They had armed the sales team with new gadgets and shiny tablets loaded with digital marketing content created by their awesome marketing division.
The team could now showcase the awesome marketing content to our new and existing customers. “Awesome stuff”, the customers would exclaim, as new customers became big customers and big customers became bigger customers.
That was the plan.
The reality was that despite having all the awesome content in a mobile device, all those shiny widgets, fancy tablets and great content were not working as effectively as they should. This inference was made based on customer feedbacks and customer call coverage analysis.
So Awesome Inc. sales leadership spoke to a sample of the customers and uncovered this list of mistakes they were making. Mistakes to avoid during customer conversations.
Mistake 1: Having the same conversation again and again.
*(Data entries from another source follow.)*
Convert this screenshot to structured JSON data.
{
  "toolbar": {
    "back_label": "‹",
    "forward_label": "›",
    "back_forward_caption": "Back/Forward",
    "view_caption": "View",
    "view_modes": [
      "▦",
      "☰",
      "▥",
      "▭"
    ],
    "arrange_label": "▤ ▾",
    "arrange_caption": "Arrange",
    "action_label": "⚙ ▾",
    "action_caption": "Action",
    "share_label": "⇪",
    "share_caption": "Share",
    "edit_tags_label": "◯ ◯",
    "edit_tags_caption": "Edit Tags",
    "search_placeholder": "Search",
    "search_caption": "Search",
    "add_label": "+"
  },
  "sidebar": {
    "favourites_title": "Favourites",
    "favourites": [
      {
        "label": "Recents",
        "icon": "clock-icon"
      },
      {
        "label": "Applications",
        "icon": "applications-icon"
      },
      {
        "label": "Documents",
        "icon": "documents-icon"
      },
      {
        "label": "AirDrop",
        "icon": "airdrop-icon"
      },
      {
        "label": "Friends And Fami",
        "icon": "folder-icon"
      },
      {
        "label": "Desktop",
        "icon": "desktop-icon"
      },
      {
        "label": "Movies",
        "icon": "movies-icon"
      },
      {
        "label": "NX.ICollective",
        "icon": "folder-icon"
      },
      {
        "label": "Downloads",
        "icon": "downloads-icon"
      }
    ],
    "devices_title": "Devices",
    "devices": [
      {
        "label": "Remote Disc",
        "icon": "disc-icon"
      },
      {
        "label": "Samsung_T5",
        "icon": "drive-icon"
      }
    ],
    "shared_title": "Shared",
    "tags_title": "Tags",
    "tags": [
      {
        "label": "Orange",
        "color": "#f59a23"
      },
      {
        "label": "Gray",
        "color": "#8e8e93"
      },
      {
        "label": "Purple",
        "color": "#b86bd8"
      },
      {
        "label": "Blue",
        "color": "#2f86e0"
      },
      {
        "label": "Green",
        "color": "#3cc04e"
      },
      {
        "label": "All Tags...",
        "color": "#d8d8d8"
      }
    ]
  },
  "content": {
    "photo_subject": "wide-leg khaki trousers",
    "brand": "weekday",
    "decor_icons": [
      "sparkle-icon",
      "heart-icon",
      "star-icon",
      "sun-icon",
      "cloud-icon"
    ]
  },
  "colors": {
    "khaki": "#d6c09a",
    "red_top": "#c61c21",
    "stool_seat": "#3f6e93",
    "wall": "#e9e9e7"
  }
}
Awesome Inc. had a lot of widgets, solutions and services in their offering list – and therefore a lot of marketing assets. It was impossible to track the specific variant of sales collateral that had been showcased in the past – especially when several of these digital assets were used in each meeting.
Mistake 2: Giving redundant information to the Customer.
Awesome Inc. had provided their sales team a tablet full of awesome digital content created by their awesome marketing team. The content was carefully designed to address specific segment of audience. But despite this, the showcased content was often times not relevant due to unavailability of relevant customer profiles and the mechanism of matching content with profiles.
Mistake 3: Using inbound or new customer marketing content for existing customers.
Awesome Inc. was trying to dominate the inbound marketing realm with awesome content that created waves of web impressions; clicks and web based lead generation. Really great content, but all this content was not relevant for existing customers. It was impossible to guide the sales team on when to use this content and when not to. Talking about things that are not relevant provide lesser time for relevant conversations.
Mistake 4: Letting tactical follow-ups highjack the valuable conversation time.
There were instances where the customer asked for a product specification and the entire meeting time was spent searching for it. An enquiry about the status of a follow-up from last meeting tool claimed a significant chunk of the allotted time.
Needless to say, it was extremely important to avoid these mistakes to keep the customer conversations focused and effective because it impacted the sales cycle directly. Also, efficiently managed conversations helped the sales persons to stay closer to the planned call schedule – primarily due the ability to complete the planned call objectives within the scheduled time. This efficiency was lost if customer conversation mistakes were made.
So how did Awesome Inc. solve the problem? The solution was actually very simple – by matching right content to right customer profile.
But the key challenge in this initiative was to account for changing customer profiles and dynamics of sales opportunities being tracked in the CRM simultaneously and then map these to matching content. This would enable the sales team to not only position the products and services earmarked for short term sales, but to also enable longer timeline customer journey cycle strategies.
At BSharpTM, we had figured out how to do this through our awarded & patent pending sales enablement. We helped Awesome Inc. to address these problems.
Based on real customer case study. Names changed to protect privacy.
Prithvi Banerjee is a seasoned technologist and entrepreneur. He has worked in technical and leadership capacity in several companies and has created solutions for top Digital Marketing agencies of the world.
He holds a B. Tech in Electronics Engineering from IIT BHU, Varanasi and a Masters in Engineering & Management from Massachusetts Institute of Technology (MIT), Cambridge, Massahusetts.